(Dataset rows describing interfaces)
####################

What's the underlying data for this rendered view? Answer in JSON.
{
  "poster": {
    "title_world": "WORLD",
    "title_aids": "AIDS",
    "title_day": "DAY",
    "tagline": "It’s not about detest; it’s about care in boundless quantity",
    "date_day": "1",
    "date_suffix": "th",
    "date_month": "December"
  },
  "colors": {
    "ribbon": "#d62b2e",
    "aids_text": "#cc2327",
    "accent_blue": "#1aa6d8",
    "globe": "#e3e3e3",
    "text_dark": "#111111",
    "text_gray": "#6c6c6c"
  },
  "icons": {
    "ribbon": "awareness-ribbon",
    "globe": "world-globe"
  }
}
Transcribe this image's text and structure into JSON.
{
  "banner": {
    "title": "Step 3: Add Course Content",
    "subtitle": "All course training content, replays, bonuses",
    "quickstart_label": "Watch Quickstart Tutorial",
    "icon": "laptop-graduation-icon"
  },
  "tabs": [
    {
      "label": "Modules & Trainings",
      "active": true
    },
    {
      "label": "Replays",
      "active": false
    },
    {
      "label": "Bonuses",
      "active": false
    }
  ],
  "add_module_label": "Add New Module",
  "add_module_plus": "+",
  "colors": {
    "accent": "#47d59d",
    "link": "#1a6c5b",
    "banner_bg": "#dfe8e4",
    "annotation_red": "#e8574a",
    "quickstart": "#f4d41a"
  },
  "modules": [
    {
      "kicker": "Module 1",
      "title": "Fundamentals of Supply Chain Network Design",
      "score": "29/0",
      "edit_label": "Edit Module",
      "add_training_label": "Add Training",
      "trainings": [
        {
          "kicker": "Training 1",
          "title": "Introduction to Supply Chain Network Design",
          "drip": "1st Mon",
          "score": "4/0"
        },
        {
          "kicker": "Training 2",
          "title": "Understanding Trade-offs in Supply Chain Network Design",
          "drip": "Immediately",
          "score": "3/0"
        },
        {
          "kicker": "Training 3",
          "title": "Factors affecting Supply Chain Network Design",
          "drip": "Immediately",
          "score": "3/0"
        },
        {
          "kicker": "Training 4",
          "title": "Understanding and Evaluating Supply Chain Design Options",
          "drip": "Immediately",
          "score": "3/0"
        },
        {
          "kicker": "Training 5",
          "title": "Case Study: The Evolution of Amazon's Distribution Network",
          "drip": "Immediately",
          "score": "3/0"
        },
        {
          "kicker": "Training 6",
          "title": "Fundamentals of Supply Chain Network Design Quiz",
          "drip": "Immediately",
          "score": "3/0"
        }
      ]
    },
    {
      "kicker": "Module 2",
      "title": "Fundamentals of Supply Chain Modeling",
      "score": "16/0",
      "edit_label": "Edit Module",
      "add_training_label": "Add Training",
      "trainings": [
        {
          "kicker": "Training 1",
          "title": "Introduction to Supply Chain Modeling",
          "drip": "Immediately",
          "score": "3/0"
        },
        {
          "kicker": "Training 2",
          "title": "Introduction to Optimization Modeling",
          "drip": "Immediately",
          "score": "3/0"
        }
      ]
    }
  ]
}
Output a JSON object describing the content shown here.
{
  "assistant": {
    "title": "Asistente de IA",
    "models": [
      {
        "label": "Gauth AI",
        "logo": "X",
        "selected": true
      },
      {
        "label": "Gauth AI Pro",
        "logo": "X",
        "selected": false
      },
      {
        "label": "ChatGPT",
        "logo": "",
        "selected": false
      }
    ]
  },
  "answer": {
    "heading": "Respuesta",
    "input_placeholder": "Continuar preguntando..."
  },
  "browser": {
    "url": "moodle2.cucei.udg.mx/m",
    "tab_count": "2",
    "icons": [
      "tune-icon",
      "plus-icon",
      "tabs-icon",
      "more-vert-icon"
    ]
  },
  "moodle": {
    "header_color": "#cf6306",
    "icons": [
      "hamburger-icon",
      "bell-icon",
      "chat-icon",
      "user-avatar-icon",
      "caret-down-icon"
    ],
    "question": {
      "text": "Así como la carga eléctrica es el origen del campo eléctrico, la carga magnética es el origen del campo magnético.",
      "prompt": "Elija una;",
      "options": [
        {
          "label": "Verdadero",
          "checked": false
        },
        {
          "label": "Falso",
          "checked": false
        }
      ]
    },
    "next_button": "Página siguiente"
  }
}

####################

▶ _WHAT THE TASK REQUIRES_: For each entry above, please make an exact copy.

▶ _TASK SOLUTION_:
What's the underlying data for this rendered view? Answer in JSON.
{
  "poster": {
    "title_world": "WORLD",
    "title_aids": "AIDS",
    "title_day": "DAY",
    "tagline": "It’s not about detest; it’s about care in boundless quantity",
    "date_day": "1",
    "date_suffix": "th",
    "date_month": "December"
  },
  "colors": {
    "ribbon": "#d62b2e",
    "aids_text": "#cc2327",
    "accent_blue": "#1aa6d8",
    "globe": "#e3e3e3",
    "text_dark": "#111111",
    "text_gray": "#6c6c6c"
  },
  "icons": {
    "ribbon": "awareness-ribbon",
    "globe": "world-globe"
  }
}
Transcribe this image's text and structure into JSON.
{
  "banner": {
    "title": "Step 3: Add Course Content",
    "subtitle": "All course training content, replays, bonuses",
    "quickstart_label": "Watch Quickstart Tutorial",
    "icon": "laptop-graduation-icon"
  },
  "tabs": [
    {
      "label": "Modules & Trainings",
      "active": true
    },
    {
      "label": "Replays",
      "active": false
    },
    {
      "label": "Bonuses",
      "active": false
    }
  ],
  "add_module_label": "Add New Module",
  "add_module_plus": "+",
  "colors": {
    "accent": "#47d59d",
    "link": "#1a6c5b",
    "banner_bg": "#dfe8e4",
    "annotation_red": "#e8574a",
    "quickstart": "#f4d41a"
  },
  "modules": [
    {
      "kicker": "Module 1",
      "title": "Fundamentals of Supply Chain Network Design",
      "score": "29/0",
      "edit_label": "Edit Module",
      "add_training_label": "Add Training",
      "trainings": [
        {
          "kicker": "Training 1",
          "title": "Introduction to Supply Chain Network Design",
          "drip": "1st Mon",
          "score": "4/0"
        },
        {
          "kicker": "Training 2",
          "title": "Understanding Trade-offs in Supply Chain Network Design",
          "drip": "Immediately",
          "score": "3/0"
        },
        {
          "kicker": "Training 3",
          "title": "Factors affecting Supply Chain Network Design",
          "drip": "Immediately",
          "score": "3/0"
        },
        {
          "kicker": "Training 4",
          "title": "Understanding and Evaluating Supply Chain Design Options",
          "drip": "Immediately",
          "score": "3/0"
        },
        {
          "kicker": "Training 5",
          "title": "Case Study: The Evolution of Amazon's Distribution Network",
          "drip": "Immediately",
          "score": "3/0"
        },
        {
          "kicker": "Training 6",
          "title": "Fundamentals of Supply Chain Network Design Quiz",
          "drip": "Immediately",
          "score": "3/0"
        }
      ]
    },
    {
      "kicker": "Module 2",
      "title": "Fundamentals of Supply Chain Modeling",
      "score": "16/0",
      "edit_label": "Edit Module",
      "add_training_label": "Add Training",
      "trainings": [
        {
          "kicker": "Training 1",
          "title": "Introduction to Supply Chain Modeling",
          "drip": "Immediately",
          "score": "3/0"
        },
        {
          "kicker": "Training 2",
          "title": "Introduction to Optimization Modeling",
          "drip": "Immediately",
          "score": "3/0"
        }
      ]
    }
  ]
}
Output a JSON object describing the content shown here.
{
  "assistant": {
    "title": "Asistente de IA",
    "models": [
      {
        "label": "Gauth AI",
        "logo": "X",
        "selected": true
      },
      {
        "label": "Gauth AI Pro",
        "logo": "X",
        "selected": false
      },
      {
        "label": "ChatGPT",
        "logo": "",
        "selected": false
      }
    ]
  },
  "answer": {
    "heading": "Respuesta",
    "input_placeholder": "Continuar preguntando..."
  },
  "browser": {
    "url": "moodle2.cucei.udg.mx/m",
    "tab_count": "2",
    "icons": [
      "tune-icon",
      "plus-icon",
      "tabs-icon",
      "more-vert-icon"
    ]
  },
  "moodle": {
    "header_color": "#cf6306",
    "icons": [
      "hamburger-icon",
      "bell-icon",
      "chat-icon",
      "user-avatar-icon",
      "caret-down-icon"
    ],
    "question": {
      "text": "Así como la carga eléctrica es el origen del campo eléctrico, la carga magnética es el origen del campo magnético.",
      "prompt": "Elija una;",
      "options": [
        {
          "label": "Verdadero",
          "checked": false
        },
        {
          "label": "Falso",
          "checked": false
        }
      ]
    },
    "next_button": "Página siguiente"
  }
}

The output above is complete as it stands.